God is the one who, by the life of the Holy Spirit in us, invites us to participate in a different way of living, to live in ways which reveal the kin-dom of God among us.
“My soul doth magnify the Lord, and my spirit hath rejoiced in God my saviour.”
Rejoice in knowing that God has been, and is, and will be establishing a realm of perfect justice throughout the whole creation.
Rejoice in knowing that God is tearing down every form of privilege and division and oppression which separates neighbour from neighbour.
Rejoice in knowing that we are invited to participate in that work.
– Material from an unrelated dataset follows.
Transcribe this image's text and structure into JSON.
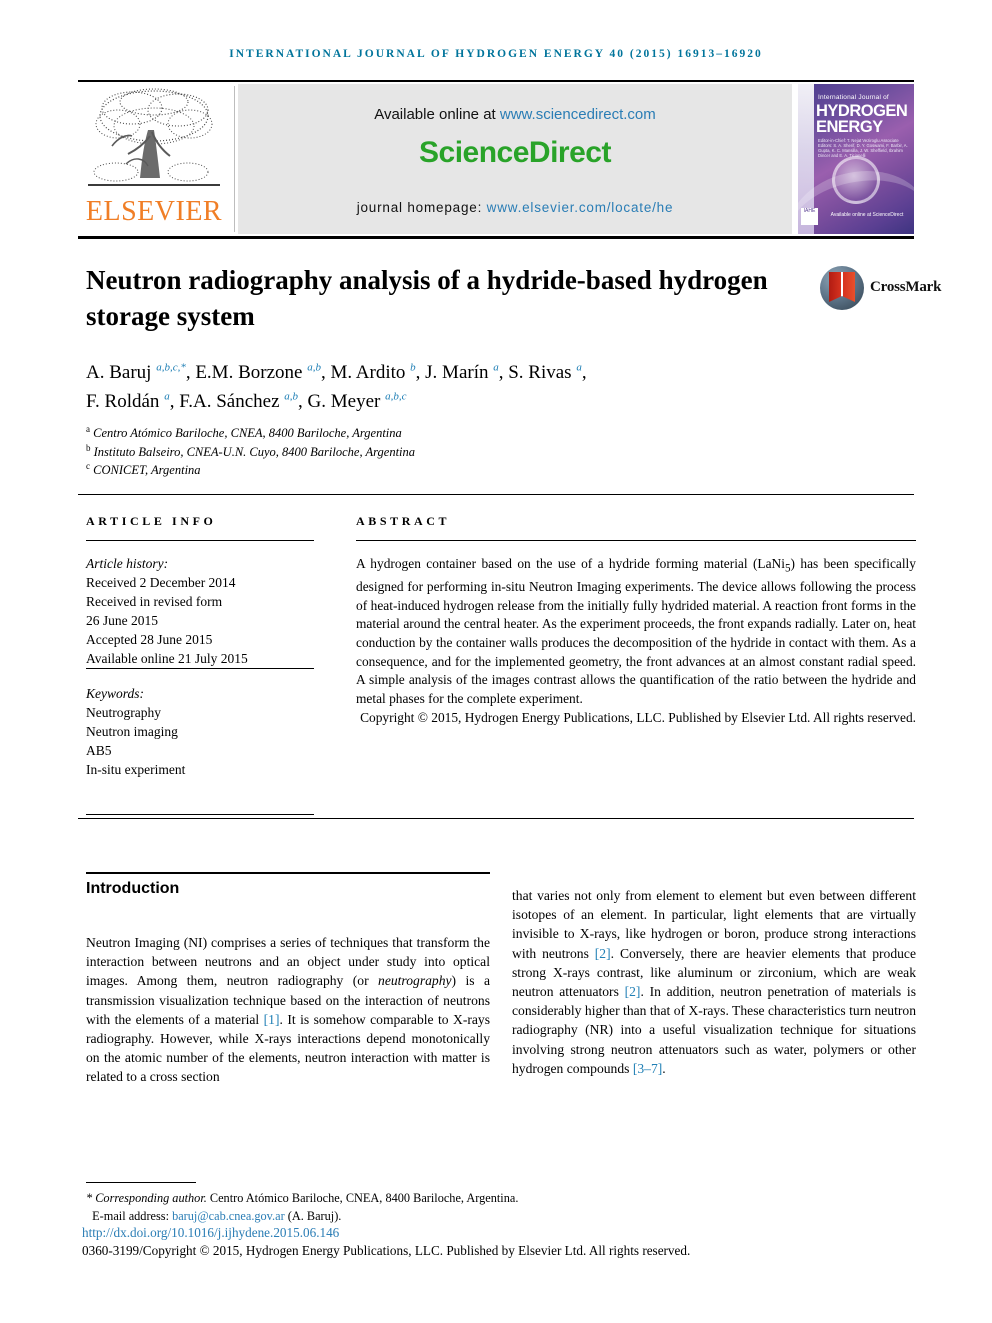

Rejoice in knowing that even in the bastions of power and privilege a different song is already, even now, being sung.
“As it was in the beginning, is now, and ever shall be, world without end. Amen.”
There is something here about time. The kin-dom of God, which Mary is describing in the Magnificat, is an eternal reality. But it is one which is not yet fully realised. We catch glimpses now of what has always been and will always be.
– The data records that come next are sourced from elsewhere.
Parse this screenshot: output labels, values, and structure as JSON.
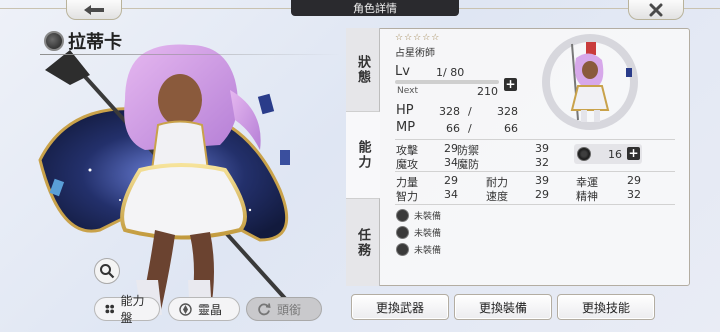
{
  "header": {
    "title": "角色詳情",
    "back_icon": "arrow-left-icon",
    "close_icon": "close-icon"
  },
  "character": {
    "name": "拉蒂卡",
    "element_icon": "dark-element-icon",
    "rarity_stars": "☆☆☆☆☆",
    "job": "占星術師"
  },
  "tabs": {
    "status": "狀態",
    "ability": "能力",
    "mission": "任務"
  },
  "level": {
    "label": "Lv",
    "value": "1/ 80",
    "next_label": "Next",
    "next_value": "210",
    "progress": 0.0
  },
  "vitals": {
    "hp_label": "HP",
    "hp_current": "328",
    "hp_max": "328",
    "mp_label": "MP",
    "mp_current": "66",
    "mp_max": "66",
    "separator": "/"
  },
  "stats": {
    "atk_label": "攻擊",
    "atk": "29",
    "def_label": "防禦",
    "def": "39",
    "matk_label": "魔攻",
    "matk": "34",
    "mdef_label": "魔防",
    "mdef": "32",
    "str_label": "力量",
    "str": "29",
    "vit_label": "耐力",
    "vit": "39",
    "luk_label": "幸運",
    "luk": "29",
    "int_label": "智力",
    "int": "34",
    "spd_label": "速度",
    "spd": "29",
    "spi_label": "精神",
    "spi": "32"
  },
  "gem": {
    "value": "16"
  },
  "equipment": {
    "slot1": "未裝備",
    "slot2": "未裝備",
    "slot3": "未裝備"
  },
  "left_buttons": {
    "ability_board": "能力盤",
    "crystal": "靈晶",
    "title": "頭銜"
  },
  "actions": {
    "change_weapon": "更換武器",
    "change_equipment": "更換裝備",
    "change_skill": "更換技能"
  },
  "colors": {
    "accent_gold": "#a08552",
    "panel_border": "#b3ada2",
    "header_dark": "#2a2a2e"
  }
}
As I read / listened to the readings and reflections for this week…
· what did I notice, or what particularly stood out for me?
· what did they make me wonder, or what questions am I pondering?
· what have they helped me realise?
· is there anything I want to do or change in the light of this week's topic?
Poems / prayers for this week:
‘The Kingdom’, by R.S. Thomas
It’s a long way off but inside it
There are quite different things going on:
Festivals at which the poor man
Is king and the consumptive is
Healed; mirrors in which the blind look
At themselves and love looks at them
Back; and industry is for mending
The bent bones and the minds fractured
By life. It’s a long way off, but to get
There takes no time and admission
Is free, if you purge yourself
Of desire, and present yourself with
Your need only and the simple offering
Of your faith, green as a leaf.
‘BC:AD’, by U.A. Fanthorpe
This was the moment when Before
Turned into After, and the future’s
Uninvented timekeepers presented arms.
This was the moment when nothing
Happened. Only dull peace
Sprawled boringly over the earth.
This was the moment when even energetic Romans
Could find nothing better to do
Than counting heads in remote provinces.
And this was the moment
When a few farm workers and three
Members of an obscure Persian sect
Walked haphazard by starlight straight
Into the kingdom of heaven.
‘For Joy’, by Jan Richardson
You can prepare,
it will come to you
crossing through your doorway,
calling your name in greeting,
turning like a child
who quickens suddenly
It will astonish you
how wide your heart
for the joy
that finds you
and still so
 Strangely the carol The Holly and the Ivy mentions the blossom, berry, thorn and bark of the tree, but not the green leaves!